National

`Jai Bheem is an effective counter to Jai Shri Ram’

In July last year, Telugu film critic and Dalit and social activist Mahesh Kathi got into a controversy when during a TV debate, he spoke about why he did not hold Lord Ram in high esteem. His remarks provoked angry reactions from several right-wingers and orthodox Hindus, forcing the Telangana police to step in. Mahesh Kathi was externed from Hyderabad for a period of six months as was Swami Paripurnananda.

In the context of how BJP MPs in the Lok Sabha raised cries of Jai Shri Ram when Asaduddin Owaisi was walking towards the well of the House to take his oath and the Hyderabad MP saying Jai Bheem, Mahesh Kathi sees the emergence of Jai Bheem as a counter to Jai Shri Ram as a positive sign for India. He spoke to T S Sudhir of Filter Kaapi on what this will mean for the politics in the next five years of NDA rule. 
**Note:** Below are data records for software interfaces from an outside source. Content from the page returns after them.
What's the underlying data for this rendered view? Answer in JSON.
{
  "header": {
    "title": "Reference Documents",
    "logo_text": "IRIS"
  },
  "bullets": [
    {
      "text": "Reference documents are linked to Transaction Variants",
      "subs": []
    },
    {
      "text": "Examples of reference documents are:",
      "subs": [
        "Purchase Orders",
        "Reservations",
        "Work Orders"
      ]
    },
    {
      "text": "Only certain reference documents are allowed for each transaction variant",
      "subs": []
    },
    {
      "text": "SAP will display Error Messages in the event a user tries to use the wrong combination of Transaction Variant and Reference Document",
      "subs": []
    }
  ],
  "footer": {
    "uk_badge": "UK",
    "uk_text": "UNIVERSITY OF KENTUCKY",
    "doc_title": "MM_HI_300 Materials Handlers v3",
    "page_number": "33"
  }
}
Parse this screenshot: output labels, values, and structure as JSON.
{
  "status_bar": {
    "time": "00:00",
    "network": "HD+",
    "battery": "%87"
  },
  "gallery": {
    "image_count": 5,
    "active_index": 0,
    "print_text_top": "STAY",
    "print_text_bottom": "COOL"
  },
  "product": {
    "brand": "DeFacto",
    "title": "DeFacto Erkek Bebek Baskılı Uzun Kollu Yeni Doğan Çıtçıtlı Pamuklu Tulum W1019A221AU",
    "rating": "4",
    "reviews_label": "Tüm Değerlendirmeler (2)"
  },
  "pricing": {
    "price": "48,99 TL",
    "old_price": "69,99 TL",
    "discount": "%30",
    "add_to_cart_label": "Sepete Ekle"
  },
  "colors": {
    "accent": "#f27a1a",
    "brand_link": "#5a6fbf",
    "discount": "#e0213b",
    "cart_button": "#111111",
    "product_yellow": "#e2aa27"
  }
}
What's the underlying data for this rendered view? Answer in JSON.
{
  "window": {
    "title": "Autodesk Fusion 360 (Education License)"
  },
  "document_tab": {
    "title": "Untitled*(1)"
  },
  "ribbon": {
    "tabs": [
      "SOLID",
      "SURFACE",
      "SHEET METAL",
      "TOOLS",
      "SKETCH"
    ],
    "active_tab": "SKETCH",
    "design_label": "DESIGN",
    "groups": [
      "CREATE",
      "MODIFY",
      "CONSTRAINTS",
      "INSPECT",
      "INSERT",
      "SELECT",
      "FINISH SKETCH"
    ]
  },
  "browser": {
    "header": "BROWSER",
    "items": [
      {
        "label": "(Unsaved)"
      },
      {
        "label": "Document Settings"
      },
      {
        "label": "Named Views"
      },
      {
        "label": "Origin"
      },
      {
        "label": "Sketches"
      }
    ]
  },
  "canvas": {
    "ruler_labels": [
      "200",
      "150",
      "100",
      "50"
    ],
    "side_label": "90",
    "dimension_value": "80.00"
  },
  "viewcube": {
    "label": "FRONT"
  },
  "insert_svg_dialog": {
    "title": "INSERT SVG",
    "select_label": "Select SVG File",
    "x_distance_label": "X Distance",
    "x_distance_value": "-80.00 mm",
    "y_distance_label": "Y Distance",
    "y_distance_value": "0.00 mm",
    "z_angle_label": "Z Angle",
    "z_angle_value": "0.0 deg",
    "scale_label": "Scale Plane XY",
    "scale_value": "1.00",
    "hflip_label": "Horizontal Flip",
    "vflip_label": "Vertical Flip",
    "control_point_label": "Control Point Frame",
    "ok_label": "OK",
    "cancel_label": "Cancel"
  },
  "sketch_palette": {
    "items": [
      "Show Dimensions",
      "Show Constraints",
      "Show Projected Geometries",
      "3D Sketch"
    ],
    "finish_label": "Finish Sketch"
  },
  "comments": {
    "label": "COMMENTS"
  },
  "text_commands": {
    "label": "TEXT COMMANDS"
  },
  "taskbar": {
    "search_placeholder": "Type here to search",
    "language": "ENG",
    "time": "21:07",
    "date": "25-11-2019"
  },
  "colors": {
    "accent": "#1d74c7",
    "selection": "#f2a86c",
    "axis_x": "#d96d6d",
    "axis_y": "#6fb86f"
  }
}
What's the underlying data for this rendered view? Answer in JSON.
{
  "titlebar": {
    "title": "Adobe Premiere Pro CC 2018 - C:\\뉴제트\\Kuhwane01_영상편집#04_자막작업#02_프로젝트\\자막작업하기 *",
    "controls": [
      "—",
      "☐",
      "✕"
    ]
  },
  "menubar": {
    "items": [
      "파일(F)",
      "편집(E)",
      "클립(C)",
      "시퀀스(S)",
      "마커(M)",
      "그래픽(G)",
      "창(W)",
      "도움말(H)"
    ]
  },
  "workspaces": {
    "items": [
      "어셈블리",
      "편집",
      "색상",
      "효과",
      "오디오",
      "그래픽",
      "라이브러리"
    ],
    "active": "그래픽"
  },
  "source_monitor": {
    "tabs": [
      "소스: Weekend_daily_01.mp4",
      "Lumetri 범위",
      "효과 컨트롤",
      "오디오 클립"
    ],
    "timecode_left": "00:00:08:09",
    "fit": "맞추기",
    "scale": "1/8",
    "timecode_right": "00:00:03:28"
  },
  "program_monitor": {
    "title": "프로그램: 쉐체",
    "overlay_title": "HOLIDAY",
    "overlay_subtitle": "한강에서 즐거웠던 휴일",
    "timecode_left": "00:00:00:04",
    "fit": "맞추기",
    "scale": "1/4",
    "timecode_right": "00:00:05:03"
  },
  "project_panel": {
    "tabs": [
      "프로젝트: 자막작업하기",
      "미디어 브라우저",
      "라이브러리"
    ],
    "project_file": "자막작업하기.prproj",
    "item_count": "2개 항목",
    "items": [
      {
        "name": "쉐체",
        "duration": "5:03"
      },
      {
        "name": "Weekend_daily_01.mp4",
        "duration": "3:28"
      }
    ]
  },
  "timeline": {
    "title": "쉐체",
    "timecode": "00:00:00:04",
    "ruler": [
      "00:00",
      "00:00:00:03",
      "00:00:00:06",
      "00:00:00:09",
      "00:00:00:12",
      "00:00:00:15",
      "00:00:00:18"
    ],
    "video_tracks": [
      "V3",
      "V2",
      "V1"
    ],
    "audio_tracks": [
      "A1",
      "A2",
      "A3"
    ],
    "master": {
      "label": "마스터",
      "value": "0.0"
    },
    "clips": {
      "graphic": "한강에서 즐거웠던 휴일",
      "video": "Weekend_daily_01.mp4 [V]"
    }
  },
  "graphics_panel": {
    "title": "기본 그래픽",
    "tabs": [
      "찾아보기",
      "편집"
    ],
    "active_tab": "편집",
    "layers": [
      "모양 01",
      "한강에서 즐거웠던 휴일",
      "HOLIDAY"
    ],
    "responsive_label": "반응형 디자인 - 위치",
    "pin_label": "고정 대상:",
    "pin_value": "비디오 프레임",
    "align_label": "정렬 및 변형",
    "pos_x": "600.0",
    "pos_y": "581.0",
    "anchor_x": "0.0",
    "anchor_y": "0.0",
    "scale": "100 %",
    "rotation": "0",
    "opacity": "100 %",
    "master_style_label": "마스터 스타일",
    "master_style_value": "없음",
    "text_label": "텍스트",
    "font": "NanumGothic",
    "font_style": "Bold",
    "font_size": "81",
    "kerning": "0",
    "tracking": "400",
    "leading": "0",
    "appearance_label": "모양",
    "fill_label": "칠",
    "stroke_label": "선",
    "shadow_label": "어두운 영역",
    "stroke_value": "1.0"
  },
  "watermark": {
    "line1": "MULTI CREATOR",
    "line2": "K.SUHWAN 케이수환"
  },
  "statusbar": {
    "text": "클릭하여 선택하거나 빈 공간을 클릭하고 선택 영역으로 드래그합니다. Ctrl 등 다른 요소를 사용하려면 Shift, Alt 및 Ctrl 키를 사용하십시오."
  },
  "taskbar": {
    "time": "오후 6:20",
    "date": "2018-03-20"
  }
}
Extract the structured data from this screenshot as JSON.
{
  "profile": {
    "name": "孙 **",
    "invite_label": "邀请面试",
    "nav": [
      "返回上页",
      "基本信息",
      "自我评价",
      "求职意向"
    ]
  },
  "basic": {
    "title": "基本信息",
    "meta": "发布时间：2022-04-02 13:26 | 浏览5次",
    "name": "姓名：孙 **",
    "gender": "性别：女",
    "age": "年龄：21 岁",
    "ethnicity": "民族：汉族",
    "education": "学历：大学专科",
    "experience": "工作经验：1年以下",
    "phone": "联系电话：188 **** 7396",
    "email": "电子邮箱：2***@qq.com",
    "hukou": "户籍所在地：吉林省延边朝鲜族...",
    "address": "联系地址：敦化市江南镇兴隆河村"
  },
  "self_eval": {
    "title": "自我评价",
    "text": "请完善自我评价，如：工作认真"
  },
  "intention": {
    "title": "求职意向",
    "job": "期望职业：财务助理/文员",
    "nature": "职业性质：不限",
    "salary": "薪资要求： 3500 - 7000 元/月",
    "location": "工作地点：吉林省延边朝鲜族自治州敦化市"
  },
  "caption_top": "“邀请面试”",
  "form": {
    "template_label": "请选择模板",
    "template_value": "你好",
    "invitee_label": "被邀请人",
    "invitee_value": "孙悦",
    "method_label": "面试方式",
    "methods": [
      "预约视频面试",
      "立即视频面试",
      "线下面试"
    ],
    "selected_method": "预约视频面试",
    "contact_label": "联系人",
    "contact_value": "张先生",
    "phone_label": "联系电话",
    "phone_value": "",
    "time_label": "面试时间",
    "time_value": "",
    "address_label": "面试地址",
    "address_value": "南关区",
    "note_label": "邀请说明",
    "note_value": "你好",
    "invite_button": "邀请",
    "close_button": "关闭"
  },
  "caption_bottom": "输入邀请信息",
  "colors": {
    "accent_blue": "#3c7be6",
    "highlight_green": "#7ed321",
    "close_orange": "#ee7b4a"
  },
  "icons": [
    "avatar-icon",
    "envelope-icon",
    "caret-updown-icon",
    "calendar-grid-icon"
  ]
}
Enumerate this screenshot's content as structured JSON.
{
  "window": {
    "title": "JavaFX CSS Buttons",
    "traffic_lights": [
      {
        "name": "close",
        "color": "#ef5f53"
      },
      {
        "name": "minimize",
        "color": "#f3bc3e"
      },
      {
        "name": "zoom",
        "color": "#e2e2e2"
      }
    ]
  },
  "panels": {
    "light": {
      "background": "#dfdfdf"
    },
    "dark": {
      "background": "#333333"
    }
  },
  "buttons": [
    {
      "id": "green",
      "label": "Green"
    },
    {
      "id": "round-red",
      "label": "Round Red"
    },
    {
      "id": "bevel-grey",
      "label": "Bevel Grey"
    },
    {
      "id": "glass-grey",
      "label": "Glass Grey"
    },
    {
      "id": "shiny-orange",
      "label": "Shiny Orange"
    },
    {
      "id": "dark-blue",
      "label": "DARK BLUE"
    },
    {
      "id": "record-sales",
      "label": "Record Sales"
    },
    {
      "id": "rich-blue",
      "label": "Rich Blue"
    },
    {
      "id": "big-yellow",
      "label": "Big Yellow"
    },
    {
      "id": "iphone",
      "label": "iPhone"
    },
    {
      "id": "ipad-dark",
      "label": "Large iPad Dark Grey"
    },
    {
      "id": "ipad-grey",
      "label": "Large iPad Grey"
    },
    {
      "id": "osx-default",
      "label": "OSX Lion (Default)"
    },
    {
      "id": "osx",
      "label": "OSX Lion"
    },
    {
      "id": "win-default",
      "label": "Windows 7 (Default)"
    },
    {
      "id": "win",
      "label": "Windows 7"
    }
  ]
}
Sudhir : In the Lok Sabha, we saw Hyderabad MP Asaduddin Owaisi being greeted with Jai Shri Ram and Vande Mataram. He on his part, ended his oath with Jai Bheem and Jai Meem. Do you see Jai Shri Ram and Jai Bheem defining Indian politics and polity over the next five years?

Mahesh : That is the hope. BR Ambedkar symbolises the Constitution of India and all that is written in it whereas Jai Shri Ram stands for Hindutva ideology, Manuwadi and Brahminical culture and strengthens feudal and patriarchal norms. It is against Constitutional morality. It stands for majoritarianism which says if we are in a majority, this country is ours. Ambedkar on the other hand, said this is everyone’s country. The two ideologies and slogans are different from the other and in conflict. 

Sudhir : It reminds one of the 1990s when Mandal and Kamandal occupied the centrestage of Indian politics. Are we likely to see a 21st century version of the religion vs caste card playing out?

Mahesh : Sure. Mandal spoke against underrepresentation and for equal opportunities and was heavily borrowed from the Constitution of India. It spoke about the suppression of BCs who even though not untouchables, were marginalised. Today people are being targeted and in some cases, even killed for their food habits. 

But the big change is that the BCs are getting integrated into the Hindutva ideology for two reasons. One, they have never suffered untouchability and two, they are neo-rich and aspirational. Say, backward castes like the Gowdas and the Yadavas in Telangana. They find it easier and better to integrate themselves with the upper castes instead of the SCs. 

Sudhir : Similar to what is seen in Tamil Nadu where Vanniyars and Gounders are politically and socially powerful BCs.

Mahesh : Even in the north, where the BCs now support the BJP. 

Sudhir : Talking of Jai Shri Ram, you have Mamata Banerjee disapproving of it in Bengal. Isn’t that the other extreme given how Jai Shri Ram is definitely a part of the larger Hindu culture. It cannot be seen only as an expression of Hindutva ideology.

Mahesh : Two perspectives here. I agree Jai Ram Ji ki and Jai Shri Ram are used as a greeting in the north. But when Jai Shri Ram becomes a political slogan, then it is a problem. It is used to intimidate which is why you now have Jai Bheem as a counter slogan by the suppressed. 

Two, the Hindu vote is not a monolith. Each state has its own dynamics. In Bengal, Kali is their Goddess and she is not a mainstream Hindu Goddess but has a Tantrik side to her. Bengal in that sense has a different ethos and their belief in Hinduism is different from say that in Gujarat or Bihar. 

Sudhir : Where does this leave the Congress? It has lost the orthodox Hindu vote and other players are looking to take away the marginalised and minorities vote from it. And the more it opposes the Jai Shri Ram narrative, it loses more of the Hindu vote. 

Mahesh : The Congress has made a strategic mistake while focusing on Hindutva. It needs to unite liberal Hindus, stand for their rights and I believe the liberal Hindus are in a majority. But it has failed to make that argument and integrate the liberal Hindus. 

Advertisements

Leave a Reply

Fill in your details below or click an icon to log in:

WordPress.com Logo

You are commenting using your WordPress.com account. Log Out /  Change )

Google photo

You are commenting using your Google account. Log Out /  Change )

Twitter picture

You are commenting using your Twitter account. Log Out /  Change )

Facebook photo

You are commenting using your Facebook account. Log Out /  Change )

Connecting to %s

This site uses Akismet to reduce spam. Learn how your comment data is processed.